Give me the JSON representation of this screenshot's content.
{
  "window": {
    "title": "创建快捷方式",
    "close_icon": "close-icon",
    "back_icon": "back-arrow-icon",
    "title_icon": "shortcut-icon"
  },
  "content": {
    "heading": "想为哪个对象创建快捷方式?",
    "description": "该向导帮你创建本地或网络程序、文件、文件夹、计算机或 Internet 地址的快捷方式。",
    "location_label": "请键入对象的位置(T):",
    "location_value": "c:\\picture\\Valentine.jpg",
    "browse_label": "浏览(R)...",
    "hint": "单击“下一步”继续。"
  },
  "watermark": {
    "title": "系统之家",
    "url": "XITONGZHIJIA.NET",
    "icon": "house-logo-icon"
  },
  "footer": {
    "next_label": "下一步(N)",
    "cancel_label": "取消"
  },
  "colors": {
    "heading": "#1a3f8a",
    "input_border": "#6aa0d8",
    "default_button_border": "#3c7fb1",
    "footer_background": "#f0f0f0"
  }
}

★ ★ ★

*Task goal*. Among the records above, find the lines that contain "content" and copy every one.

*Answer section*.
Give me the JSON representation of this screenshot's content.
  "content": {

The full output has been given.